I wrote about one Dr.Rama Shastry in my previous post about a Chess board. Whenever I went to him to play Chess, my attention used to get attracted towards a lamp he had fixed at the edge of his vintage desk that had 1000 draws [exaggerating]. It was a simple lamp with a bulb holder, which was also the clip, something like what we see on writing clipboards. The shade was adjustable to any angle and without the bulb it was a separate unit. I found it very very interesting. It used the curvature of the spherical bulb for tilting to any desired angle as work was done on a desk. It was a fantastic little lamp that tickled my ingenuity!
I wanted to make one like it for my study table too! There was a corner shelf fixed to the wall above my study desk and the location suited for using it. The advantage of this lamp was that it asked no space on the desk as table lamps do, but all it wants is something to cling on!
Dr.Shastry's model was an old factory-manufactured unit and I needed something similar. So I picked up a clip from a clipboard that was discarded. Removed the two rivets from the old board, fixed the clip to another customized piece of hardboard. Then, I fixed an old brass bulb holder to it with small nuts and bolts and a hole for the wire to pass through.
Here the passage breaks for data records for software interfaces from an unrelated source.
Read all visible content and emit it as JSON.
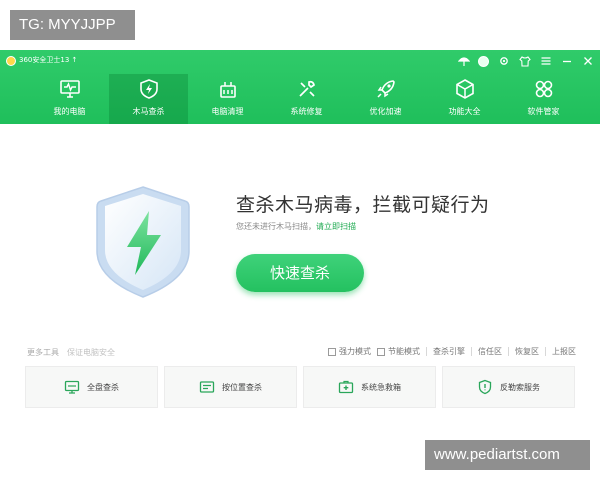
{
  "watermark": {
    "top_tag": "TG: MYYJJPP",
    "bottom_tag": "www.pediartst.com"
  },
  "app": {
    "title": "360安全卫士13 ↑"
  },
  "window_controls": [
    "skin-icon",
    "avatar",
    "gear-icon",
    "shirt-icon",
    "menu-icon",
    "minimize-icon",
    "close-icon"
  ],
  "nav": [
    {
      "id": "computer-checkup",
      "label": "我的电脑",
      "icon": "monitor-icon",
      "active": false
    },
    {
      "id": "trojan-scan",
      "label": "木马查杀",
      "icon": "shield-bolt-icon",
      "active": true
    },
    {
      "id": "pc-cleanup",
      "label": "电脑清理",
      "icon": "broom-icon",
      "active": false
    },
    {
      "id": "system-repair",
      "label": "系统修复",
      "icon": "wrench-icon",
      "active": false
    },
    {
      "id": "speed-up",
      "label": "优化加速",
      "icon": "rocket-icon",
      "active": false
    },
    {
      "id": "function-suite",
      "label": "功能大全",
      "icon": "box-icon",
      "active": false
    },
    {
      "id": "software-manager",
      "label": "软件管家",
      "icon": "puzzle-icon",
      "active": false
    }
  ],
  "main": {
    "headline": "查杀木马病毒，拦截可疑行为",
    "subline_prefix": "您还未进行木马扫描，",
    "subline_link": "请立即扫描",
    "scan_button": "快速查杀"
  },
  "tools": {
    "left_label": "更多工具",
    "left_hint": "保证电脑安全",
    "options": [
      {
        "label": "强力模式",
        "checked": false
      },
      {
        "label": "节能模式",
        "checked": false
      }
    ],
    "links": [
      "查杀引擎",
      "信任区",
      "恢复区",
      "上报区"
    ]
  },
  "scan_modes": [
    {
      "label": "全盘查杀",
      "icon": "disk-scan-icon"
    },
    {
      "label": "按位置查杀",
      "icon": "folder-scan-icon"
    },
    {
      "label": "系统急救箱",
      "icon": "first-aid-icon"
    },
    {
      "label": "反勒索服务",
      "icon": "anti-ransom-shield-icon"
    }
  ],
  "colors": {
    "brand_green": "#24c160",
    "header_top": "#30cb6a",
    "text_dark": "#333333",
    "link_green": "#1eaa50"
  }
}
This became my favourite lamp for many years until I found that it was no longer required for the desk. I made a hole in the hardboard and hung it above the sewing machine for additional lighting. It is still in use, 36 years on. In the above picture, I have made a shade out of a discarded aluminum rectangular bowl. This was the second such shade.
Let me tell how I had made the first one. There was an old ceramic coated bowl lying in the attic/store room along with other junk. I thought this was the most suitable one, even if I made a hole and damaged it. The spring-clip fixed to it will cling on the bulb and the round shape of the bulb will make it tilt to any direction and the spring tension will make it stay there. That is the beauty of this design! The shade must not be too heavy otherwise, it will tilt down by its weight. That was the right weight too.
I made the spring from a damaged bicycle wheel spoke I had in my tool section. I made an 'eye' to fix it with a nut to the bowl on the inside. Ordinary metal wires will not suit for springs.
This was one of my many enjoyable little projects that is serving me well even today.